Yeah, we're setting the bar pretty low here. The Giants actually have some intriguing skill position talent, but as we saw last year, that really didn't matter much given the QB play. Daboll has a well-earned reputation thanks to his work with Josh Allen, but Jones is three years into a career averaging 6.6 yards per attempt with a 3.5% touchdown rate, so Daboll has his work cut out for him. Snagging a few Giants at discounted prices in the event a breakout happens isn't a bad idea, though.
Eagles: Do they look to pass the ball more?
The Eagles attempted the fewest passes in the league last season at 494, and even that overstates how likely they were to throw the ball. After starting the season 2-5 and attempting 35 passes per game, Hurts averaged just 24 attempts per game over his final eight games while the Eagles went 6-2. Would they go away from a strategy that worked? The addition of A.J. Brown alongside Devonta Smith suggests they'll be more pass-happy, but if not, it's going to be hard for Brown and Smith to thrive for Fantasy. I'm betting they'll pass less than just about any other team, but more than they did a year ago.
49ers: What does Trey Lance mean for the offense?

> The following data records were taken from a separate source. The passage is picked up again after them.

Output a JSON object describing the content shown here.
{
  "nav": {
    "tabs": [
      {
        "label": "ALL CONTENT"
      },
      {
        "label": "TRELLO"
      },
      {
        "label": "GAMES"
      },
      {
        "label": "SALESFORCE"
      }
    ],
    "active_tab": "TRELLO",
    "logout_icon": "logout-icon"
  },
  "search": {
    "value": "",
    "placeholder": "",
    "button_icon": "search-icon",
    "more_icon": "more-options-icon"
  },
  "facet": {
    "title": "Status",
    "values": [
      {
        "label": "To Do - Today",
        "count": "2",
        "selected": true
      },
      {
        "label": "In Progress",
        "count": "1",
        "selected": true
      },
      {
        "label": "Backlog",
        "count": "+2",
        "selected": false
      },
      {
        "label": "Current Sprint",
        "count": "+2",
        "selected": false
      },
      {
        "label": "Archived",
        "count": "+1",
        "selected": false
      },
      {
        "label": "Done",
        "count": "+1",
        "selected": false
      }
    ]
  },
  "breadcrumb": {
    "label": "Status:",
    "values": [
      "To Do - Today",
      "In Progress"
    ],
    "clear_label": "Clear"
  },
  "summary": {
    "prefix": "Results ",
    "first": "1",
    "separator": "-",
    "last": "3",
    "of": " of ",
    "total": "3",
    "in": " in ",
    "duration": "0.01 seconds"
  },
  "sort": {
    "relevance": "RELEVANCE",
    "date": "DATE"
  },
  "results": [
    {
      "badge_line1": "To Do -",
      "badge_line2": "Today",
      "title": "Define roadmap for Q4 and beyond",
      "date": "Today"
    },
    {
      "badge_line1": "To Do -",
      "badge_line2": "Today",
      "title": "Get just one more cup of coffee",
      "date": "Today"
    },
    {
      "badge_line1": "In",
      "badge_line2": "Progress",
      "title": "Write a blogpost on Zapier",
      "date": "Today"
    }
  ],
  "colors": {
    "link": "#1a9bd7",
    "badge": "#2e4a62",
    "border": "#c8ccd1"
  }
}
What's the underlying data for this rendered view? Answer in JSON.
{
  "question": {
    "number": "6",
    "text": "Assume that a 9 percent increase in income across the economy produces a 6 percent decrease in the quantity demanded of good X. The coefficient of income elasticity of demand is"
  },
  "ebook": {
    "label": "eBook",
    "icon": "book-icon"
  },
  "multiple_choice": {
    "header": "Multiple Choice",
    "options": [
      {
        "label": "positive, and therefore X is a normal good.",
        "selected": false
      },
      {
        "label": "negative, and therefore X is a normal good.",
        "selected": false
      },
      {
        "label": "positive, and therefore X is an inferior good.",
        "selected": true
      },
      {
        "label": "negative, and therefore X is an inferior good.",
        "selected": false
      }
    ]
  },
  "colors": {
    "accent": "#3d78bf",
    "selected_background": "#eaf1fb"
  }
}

The 49ers have no shortage of star power on offense, but there are some awkward fits. Lance figures to have some growing pains as a passer, and his rushing ability is likely to make the 49ers even more run-heavy -- and they already had the fourth-fewest pass attempts in the league last season. Is there going to be enough to go around for Samuel, Kittle, and Aiyuk to be viable starters? Maybe if Samuel is used as a running back again, though he doesn't seem on-board with that idea -- and it raises questions about Elijah Mitchell's upside if he is. It's a tough spot.
Seahawks: Is this the worst offense in football?
Seattle ranked 16th in scoring last season while getting 14 games from Russell Wilson, and while he has his own limitations, he's been one of the most efficient passers in NFL history. Drew Lock ... has not. I'm legitimately worried that Lock could drag Metcalf and Lockett down to the point where they are barely start-able. In fact, there may not be a must-start Fantasy option on this team, especially with their conservative coaching philosophy.
Buccaneers: What can we expect from Chris Godwin?
When healthy, Godwin is a top-12 WR, but we just don't know if or when he's going to be healthy this season. Godwin tore his ACL on Dec. 19, 2021, and while it's possible he'll be ready for Week 1, that would be well ahead of the average return-to-play time for a WR coming off an ACL tear, which is 10-11 months. That timetable could lead to a lengthy absence in the regular season, plus whatever time it might take to get up to speed. Godwin is one of the players who could make or break countless Fantasy seasons.
Commanders: Is there still a leap left for Antonio Gibson to make?
Gibson was less efficient as a runner than in his rookie season and he didn't improve as a pass-catching option, leading to a somewhat disappointing second season despite finishing as RB8 -- he was RB17 in points per game. Gibson still has the skill set that made him so intriguing the past two seasons, but with J.D. McKissic ultimately returning after a free agency flirtation with Buffalo, it's probably best to view him as an RB2 for Fantasy at this point. That being said, Gibson did see his targets per game jump from 3.0 to 4.6 when McKissic was out last season, so it's not like they're totally unwilling to use him that way. Now that everyone has soured on him, buying Gibson's upside isn't a bad idea.